Checkered Flag: Try and Try Again
From that visit to the job training center, I ended up meeting a walnut farmer who gave me a job as a salesperson trying to sell walnut shells. I was the junior salesperson, so as the new guy, I would get the clients no one else wanted to deal with. That’s how I took a call from a local animal shelter about how our pellets worked amazing for cat litter. The business side of me went: “There’s an opportunity here.”
So, I put together a one-page business plan. The owner liked it and put me in charge of the project. That led to me naming the product, and we branded it. It was such a success. Within 18 months, we had distributors across the U.S. and we were going up against Purina and Clorox even though our marketing budget was way lower. It was total underdog stuff, but it worked.
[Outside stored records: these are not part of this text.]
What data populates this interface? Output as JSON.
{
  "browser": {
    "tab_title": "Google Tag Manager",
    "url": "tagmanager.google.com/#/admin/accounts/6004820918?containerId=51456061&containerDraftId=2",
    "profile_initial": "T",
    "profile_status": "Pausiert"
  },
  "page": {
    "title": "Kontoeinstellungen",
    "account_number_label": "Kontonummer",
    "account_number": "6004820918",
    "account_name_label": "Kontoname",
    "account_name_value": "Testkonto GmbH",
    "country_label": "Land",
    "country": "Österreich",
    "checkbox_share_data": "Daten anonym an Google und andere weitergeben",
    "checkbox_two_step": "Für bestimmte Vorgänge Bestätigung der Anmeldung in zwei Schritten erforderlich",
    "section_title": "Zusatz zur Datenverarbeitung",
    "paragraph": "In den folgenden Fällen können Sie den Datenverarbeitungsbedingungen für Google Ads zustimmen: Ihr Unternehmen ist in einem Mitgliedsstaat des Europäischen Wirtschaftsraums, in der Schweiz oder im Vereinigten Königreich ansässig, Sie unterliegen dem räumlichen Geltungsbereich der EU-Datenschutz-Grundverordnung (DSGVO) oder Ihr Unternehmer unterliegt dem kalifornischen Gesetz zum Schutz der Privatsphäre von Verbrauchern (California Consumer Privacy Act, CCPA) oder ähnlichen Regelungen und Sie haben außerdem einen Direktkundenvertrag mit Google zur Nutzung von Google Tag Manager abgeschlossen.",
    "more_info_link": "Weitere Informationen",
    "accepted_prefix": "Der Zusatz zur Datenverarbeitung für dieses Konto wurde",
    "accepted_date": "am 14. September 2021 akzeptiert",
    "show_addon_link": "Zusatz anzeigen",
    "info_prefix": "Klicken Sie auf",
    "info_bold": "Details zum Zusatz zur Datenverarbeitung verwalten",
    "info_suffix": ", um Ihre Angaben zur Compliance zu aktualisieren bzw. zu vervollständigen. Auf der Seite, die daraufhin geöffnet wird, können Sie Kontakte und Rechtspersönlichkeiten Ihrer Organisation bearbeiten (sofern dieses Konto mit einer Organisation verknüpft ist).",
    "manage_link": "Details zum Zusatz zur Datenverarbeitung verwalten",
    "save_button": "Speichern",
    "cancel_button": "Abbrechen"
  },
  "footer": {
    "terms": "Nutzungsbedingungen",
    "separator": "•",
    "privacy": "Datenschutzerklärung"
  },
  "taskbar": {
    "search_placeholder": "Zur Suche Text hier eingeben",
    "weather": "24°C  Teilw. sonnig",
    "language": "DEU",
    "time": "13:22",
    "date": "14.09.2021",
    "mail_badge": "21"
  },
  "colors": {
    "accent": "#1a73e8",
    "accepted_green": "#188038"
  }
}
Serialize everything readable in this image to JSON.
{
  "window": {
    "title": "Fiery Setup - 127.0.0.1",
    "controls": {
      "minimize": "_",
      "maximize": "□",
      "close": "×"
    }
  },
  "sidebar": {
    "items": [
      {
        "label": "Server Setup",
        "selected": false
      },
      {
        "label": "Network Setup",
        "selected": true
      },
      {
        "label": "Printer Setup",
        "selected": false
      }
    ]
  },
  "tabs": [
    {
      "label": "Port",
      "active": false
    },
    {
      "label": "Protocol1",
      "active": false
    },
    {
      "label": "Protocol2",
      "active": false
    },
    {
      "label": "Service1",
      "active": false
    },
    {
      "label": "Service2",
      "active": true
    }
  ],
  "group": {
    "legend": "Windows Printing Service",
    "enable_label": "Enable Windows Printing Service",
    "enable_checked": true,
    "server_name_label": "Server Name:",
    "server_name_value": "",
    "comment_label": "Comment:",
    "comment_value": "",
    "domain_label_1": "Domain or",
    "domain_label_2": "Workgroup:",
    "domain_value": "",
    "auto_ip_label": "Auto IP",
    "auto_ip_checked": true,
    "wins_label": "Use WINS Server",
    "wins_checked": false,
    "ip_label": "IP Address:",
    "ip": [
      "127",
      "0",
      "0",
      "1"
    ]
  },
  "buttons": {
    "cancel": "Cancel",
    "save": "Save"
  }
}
That project was so successful that the owner decided to sell the rights for multimillions to a bigger company. I got no bonus and no severance package. I got nothing from that. The next opportunity was another cat litter project that had an even greater profit increase than the first. I had developed a reputation in the industry, and I didn’t even realize it. There were a lot of people interested in hiring me.
Along the way, I had discovered a secret that not many people know: just being vulnerable and real in business is a great theory, but it’s hard in practice.
The Greatest Lesson: Authenticity Trumps Everything
The first business opportunity with the cat litter is where I redirected all of that angry energy from the first failure with my mortgage company, but I still had a ton of sadness and despair in my life. The surrender happened, but now I was out of my league on this new road. I didn’t have a lot of experience developing retail products, so I was still in that nothing to lose mindset. As a result, I was very real with the people I was selling to. I didn’t put on airs because I just didn’t have the energy to put on a façade.
I was being a human. There’s not enough of that in business. We all know how to pump ourselves up and make ourselves seem ideal, but no one’s perfect. If you just go up and talk about life and how it’s hard and we’re all just trying to make up for whatever deficiency we developed at 12 years old, you’d be surprised at how many people latch onto that.
Where I was in my life, it seemed like I drew people’s pain out of them. Most people in sales know you want to listen more than you talk. That’s a good idea in sales. Buyers would tell me real struggles in both their business and personal life. It was happening so unconsciously that it took me a while to catch on to what was happening, but that natural authenticity from “my nothing to lose and nothing to prove” attitude really resonated with people.
In each episode of How to Lose Money, we’ll be asking our guests to answer a few questions about failure. Here’s what came out of this episode:
- Looking back, why did this failure experience happen to you?
It happened because I built an identity out of the wrong things. I build my identity out of other people’s opinions of me.
- What is the single most important lesson you learned from this?
Authenticity trumps everything.
- Who do you turn to when you need help?
As I mentioned, I turned to God, and then I turned to my wife, and then I turned to a group of three men that we have an unspoken rule that we can share anything with each other. I expose myself to those closest to me.
- How do you strengthen your business now to protect it from failing this way again?
Authenticity. I feel almost like Teflon; I always default to authenticity. That crushing pain of failure is no longer an option.
- What advice would you give to someone who finds themselves in a similar position to what you’ve gone through?
Get as quickly as you can to the white flag moment. It’s inevitable anyway, so have compassion for yourself as you’re moving through the phases. The quicker you surrender, the better off you are.